Jill Coote, HR/employment specialist and speaker, gave a popular talk as she attempted to ease the HR ‘headache’ as she called it by outlining several ways to meet the demand of HR procedures. Her advice was to plan and create structures for both the PM and the practice team’s workload. She stressed that “clear guidelines from the outset would result in a smoother running practice”.
A session that spoke to the concerns of delegates was practice management consultant Kathie Applebee’s Maintaining morale – coping with rising patient demand and increasingly complex care. Morale – always a key word when discussing teamwork and after Applebee’s session morale was high among the attendees.

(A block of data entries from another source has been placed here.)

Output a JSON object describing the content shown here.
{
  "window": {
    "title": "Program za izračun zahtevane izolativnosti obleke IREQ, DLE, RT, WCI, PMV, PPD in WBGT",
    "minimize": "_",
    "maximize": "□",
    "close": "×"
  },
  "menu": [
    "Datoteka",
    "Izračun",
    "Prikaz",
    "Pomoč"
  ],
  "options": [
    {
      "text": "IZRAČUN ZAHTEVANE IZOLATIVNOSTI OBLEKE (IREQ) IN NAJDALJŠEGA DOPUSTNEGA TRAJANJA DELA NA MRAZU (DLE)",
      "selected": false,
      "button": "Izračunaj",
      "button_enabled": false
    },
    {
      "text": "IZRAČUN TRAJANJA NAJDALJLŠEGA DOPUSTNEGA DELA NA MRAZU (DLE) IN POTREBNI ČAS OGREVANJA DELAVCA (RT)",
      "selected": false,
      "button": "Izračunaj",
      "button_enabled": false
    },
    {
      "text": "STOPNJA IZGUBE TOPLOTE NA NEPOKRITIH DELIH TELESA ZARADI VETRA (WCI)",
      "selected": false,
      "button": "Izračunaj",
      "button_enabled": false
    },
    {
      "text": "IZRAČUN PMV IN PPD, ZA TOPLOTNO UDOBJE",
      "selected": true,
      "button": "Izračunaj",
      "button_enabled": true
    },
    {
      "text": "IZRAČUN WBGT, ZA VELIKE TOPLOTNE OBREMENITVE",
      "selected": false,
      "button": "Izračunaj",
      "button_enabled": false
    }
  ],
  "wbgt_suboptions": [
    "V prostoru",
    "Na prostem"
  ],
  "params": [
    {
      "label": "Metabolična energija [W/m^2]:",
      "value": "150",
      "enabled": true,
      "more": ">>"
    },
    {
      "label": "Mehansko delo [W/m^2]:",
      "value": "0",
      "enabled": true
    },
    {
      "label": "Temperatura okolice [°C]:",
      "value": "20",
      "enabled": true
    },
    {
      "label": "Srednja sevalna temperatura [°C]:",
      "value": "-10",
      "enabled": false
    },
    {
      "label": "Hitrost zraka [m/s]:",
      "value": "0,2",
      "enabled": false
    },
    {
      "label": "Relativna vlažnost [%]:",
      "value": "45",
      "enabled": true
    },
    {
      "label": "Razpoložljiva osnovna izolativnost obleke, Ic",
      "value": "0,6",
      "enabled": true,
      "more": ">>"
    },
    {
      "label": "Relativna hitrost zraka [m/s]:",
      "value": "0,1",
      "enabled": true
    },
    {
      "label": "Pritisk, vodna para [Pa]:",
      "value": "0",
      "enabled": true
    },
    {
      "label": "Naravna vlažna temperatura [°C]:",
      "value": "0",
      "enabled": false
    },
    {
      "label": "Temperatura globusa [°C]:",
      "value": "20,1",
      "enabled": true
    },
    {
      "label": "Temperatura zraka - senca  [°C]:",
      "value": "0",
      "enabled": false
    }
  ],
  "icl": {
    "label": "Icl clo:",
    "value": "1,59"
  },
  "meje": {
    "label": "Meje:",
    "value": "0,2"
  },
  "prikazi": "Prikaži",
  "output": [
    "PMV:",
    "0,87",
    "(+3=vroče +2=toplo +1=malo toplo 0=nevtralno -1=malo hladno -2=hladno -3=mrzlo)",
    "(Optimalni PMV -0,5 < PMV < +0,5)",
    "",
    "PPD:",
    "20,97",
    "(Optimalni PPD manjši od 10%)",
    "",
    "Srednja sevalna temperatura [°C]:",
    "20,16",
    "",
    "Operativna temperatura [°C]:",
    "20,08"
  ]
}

Practice manager Samantha Spike from Ashville Surgery, Manchester described Applebee’s session as informative and one that offered achievable suggestions. Applebee’s memorable tip summed up her session. She said: “Practice managers have to train, teach and inspire”.
Fun and laughter was guaranteed in comedian Dr Phil Hammond’s session. Audience interaction kept spirits high, while discussions around the delicate and sometimes bleaker issues of the NHS took place. Hammond’s honest account of his step-father’s recent passing depicted the difficulties the NHS faced. The complexities of many teams working together during someone’s final weeks was outlined as difficult but achievable with team work. Hammond finished on a positive note that with collaboration the NHS will be on the right track. He said: “What we are doing is tough, but we are optimistic.”
Speakers were united in the need for general practice to be innovative in order to survive with the PM taking a leading role. It was clear that PMs have to fight their corner in order to be heard as a profession at practice, clinical commissioning group and national levels. A key theme of the day was the vital role that PMs play in their practice and more broadly across primary care a role that should be valued and developed.
Kimberley Hackett, deputy editor of Management in Practice, The Commissioning Review and Nursing in Practice. Twitter @kj_hackett